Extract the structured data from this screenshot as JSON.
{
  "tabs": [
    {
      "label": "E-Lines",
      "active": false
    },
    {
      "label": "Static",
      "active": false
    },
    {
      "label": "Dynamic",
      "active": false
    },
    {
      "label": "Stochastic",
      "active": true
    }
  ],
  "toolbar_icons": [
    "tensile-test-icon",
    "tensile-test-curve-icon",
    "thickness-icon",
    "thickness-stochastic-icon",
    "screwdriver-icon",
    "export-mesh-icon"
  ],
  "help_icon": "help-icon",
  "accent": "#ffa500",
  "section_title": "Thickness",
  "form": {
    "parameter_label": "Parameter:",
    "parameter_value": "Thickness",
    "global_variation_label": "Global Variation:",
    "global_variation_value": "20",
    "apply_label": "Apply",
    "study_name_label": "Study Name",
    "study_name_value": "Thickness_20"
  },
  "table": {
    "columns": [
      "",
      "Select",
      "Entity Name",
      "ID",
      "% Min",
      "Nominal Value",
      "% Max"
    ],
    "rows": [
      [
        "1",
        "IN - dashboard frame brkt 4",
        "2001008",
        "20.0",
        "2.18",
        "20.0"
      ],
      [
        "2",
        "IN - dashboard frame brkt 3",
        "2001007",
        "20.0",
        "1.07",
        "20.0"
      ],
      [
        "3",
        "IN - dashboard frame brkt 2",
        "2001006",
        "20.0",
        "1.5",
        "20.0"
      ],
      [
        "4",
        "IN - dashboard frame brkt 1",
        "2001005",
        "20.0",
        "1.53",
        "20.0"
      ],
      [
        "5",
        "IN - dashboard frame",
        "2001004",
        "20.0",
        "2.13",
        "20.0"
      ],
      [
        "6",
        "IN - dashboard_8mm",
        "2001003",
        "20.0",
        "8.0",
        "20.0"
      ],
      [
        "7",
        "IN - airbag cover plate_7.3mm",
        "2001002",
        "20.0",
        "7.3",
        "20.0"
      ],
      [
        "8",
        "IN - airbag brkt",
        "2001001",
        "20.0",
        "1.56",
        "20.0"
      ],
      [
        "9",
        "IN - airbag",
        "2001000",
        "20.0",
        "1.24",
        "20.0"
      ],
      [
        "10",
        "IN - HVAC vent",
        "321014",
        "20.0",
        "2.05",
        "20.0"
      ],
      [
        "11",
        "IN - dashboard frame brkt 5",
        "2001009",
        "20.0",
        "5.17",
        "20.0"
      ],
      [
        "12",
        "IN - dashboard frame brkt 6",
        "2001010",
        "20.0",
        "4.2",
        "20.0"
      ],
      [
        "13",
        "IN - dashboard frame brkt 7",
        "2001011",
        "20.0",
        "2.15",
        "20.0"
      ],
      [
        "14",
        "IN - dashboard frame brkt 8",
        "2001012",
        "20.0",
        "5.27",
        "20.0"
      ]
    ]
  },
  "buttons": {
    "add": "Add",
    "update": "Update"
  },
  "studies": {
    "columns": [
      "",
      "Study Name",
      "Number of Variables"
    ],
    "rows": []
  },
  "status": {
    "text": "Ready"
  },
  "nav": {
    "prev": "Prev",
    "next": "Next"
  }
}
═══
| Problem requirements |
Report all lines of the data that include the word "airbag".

| Response area |
        "IN - airbag cover plate_7.3mm",
        "IN - airbag brkt",
        "IN - airbag",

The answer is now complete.